Keywords: Cardiolipin; Fatty acid; Mitochondria; Tafazzin;
Formation of molecular species of mitochondrial cardiolipin by Michael Schlame (321-325).
Formation of the unique molecular species of mitochondrial cardiolipin requires tafazzin, a transacylase that exchanges acyl groups between phospholipid molecular species without strict specificity for acyl groups, head groups, or carbon positions. However, it is not known whether phospholipid transacylations can cause the accumulation of specific fatty acids in cardiolipin. Here, a model is shown in linear algebra representation, in which acyl specificity emerges from the transacylation equilibrium of multiple molecular species, provided that different species have different free energies. The model defines the conditions and energy terms, under which transacylations may generate the characteristic composition of mitochondrial cardiolipin. It is concluded that acyl-specific cardiolipin patterns could arise from phospholipid transacylations in the tafazzin domain, even if tafazzin itself does not have substrate specificity.

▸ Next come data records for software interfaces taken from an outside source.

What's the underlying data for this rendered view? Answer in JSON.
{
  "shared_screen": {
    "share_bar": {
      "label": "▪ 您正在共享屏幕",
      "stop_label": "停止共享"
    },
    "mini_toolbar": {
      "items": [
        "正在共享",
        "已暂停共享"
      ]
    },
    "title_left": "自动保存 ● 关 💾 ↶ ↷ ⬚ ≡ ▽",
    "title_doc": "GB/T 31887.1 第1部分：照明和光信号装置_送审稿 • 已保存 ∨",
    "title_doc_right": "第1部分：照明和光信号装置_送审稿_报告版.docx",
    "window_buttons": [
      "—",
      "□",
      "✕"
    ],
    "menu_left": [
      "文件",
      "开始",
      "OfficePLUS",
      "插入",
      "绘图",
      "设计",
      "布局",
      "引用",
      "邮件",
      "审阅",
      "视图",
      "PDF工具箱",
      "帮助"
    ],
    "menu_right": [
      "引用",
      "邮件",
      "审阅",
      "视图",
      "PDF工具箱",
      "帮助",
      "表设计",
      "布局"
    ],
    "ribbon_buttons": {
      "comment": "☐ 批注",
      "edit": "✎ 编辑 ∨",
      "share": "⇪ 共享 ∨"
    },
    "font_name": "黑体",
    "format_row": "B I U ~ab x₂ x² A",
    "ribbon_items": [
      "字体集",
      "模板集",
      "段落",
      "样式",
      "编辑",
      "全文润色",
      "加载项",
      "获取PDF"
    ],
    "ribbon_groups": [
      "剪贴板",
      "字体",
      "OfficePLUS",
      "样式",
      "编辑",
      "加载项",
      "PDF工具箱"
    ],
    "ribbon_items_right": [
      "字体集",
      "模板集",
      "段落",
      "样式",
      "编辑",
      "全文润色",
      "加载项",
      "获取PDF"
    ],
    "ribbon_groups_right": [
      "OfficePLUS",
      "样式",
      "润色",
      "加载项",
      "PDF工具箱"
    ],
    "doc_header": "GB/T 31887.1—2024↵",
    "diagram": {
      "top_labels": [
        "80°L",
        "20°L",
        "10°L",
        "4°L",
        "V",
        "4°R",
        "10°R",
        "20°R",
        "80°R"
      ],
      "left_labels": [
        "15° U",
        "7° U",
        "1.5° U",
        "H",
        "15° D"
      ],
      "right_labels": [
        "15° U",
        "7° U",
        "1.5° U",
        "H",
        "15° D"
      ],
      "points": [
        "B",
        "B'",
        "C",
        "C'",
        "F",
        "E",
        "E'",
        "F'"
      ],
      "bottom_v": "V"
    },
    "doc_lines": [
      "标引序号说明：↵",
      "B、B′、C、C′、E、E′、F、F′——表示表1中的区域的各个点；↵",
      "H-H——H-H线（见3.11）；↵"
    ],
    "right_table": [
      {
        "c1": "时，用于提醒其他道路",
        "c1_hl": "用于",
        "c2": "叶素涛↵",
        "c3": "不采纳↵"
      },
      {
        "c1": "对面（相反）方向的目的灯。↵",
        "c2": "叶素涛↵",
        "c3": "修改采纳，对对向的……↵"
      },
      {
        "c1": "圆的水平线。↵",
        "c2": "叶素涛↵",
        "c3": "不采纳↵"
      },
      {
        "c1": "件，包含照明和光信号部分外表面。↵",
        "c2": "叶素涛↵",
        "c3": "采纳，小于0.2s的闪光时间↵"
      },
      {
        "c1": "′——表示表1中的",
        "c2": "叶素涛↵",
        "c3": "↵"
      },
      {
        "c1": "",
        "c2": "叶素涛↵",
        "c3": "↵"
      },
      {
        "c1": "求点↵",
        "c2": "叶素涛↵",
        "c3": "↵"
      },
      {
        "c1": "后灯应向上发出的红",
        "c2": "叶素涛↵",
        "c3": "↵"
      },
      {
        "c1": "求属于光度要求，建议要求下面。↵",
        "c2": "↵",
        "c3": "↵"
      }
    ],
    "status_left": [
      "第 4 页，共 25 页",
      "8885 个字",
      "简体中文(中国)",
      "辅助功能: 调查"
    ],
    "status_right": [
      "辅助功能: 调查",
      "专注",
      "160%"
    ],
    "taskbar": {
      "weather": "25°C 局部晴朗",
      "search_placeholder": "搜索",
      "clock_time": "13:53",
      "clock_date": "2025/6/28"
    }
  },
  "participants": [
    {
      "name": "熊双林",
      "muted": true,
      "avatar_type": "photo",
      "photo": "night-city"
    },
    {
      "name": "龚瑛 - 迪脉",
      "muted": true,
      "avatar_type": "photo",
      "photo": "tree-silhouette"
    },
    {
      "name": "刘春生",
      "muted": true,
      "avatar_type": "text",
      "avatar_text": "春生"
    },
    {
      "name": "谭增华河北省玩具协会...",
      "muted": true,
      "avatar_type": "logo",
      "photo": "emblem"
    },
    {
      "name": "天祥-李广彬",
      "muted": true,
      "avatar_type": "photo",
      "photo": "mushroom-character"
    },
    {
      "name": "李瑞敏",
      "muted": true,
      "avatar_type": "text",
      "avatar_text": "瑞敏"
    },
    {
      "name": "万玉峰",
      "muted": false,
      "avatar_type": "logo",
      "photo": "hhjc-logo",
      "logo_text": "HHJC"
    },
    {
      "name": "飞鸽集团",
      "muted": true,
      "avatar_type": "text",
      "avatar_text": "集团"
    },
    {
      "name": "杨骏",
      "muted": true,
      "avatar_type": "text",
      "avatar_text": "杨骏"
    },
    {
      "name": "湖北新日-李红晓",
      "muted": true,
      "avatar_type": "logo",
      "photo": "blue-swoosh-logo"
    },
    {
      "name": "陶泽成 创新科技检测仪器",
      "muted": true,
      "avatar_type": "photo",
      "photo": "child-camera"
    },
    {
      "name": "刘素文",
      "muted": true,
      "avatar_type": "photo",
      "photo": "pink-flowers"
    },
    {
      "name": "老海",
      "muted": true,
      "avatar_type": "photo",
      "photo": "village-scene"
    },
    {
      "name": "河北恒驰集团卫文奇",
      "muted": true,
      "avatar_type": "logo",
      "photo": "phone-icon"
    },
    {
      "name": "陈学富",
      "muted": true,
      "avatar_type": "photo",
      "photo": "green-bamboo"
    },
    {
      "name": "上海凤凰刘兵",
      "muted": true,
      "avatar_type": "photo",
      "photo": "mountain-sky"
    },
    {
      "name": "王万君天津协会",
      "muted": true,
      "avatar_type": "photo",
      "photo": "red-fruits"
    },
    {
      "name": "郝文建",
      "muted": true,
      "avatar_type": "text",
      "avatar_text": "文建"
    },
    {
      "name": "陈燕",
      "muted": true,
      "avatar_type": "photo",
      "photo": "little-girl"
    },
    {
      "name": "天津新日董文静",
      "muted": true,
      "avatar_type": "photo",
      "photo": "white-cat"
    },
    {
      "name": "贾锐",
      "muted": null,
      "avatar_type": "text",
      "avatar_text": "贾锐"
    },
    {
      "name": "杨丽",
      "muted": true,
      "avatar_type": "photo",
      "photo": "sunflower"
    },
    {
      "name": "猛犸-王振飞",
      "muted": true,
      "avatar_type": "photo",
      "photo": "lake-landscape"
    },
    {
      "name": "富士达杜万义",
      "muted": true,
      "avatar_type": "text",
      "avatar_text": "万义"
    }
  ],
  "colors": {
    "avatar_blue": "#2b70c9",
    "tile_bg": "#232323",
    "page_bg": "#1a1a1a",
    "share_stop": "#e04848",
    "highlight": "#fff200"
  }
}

Keywords: Cardiolipin; Fatty acid; Phospholipid; Tafazzin; Thermodynamics;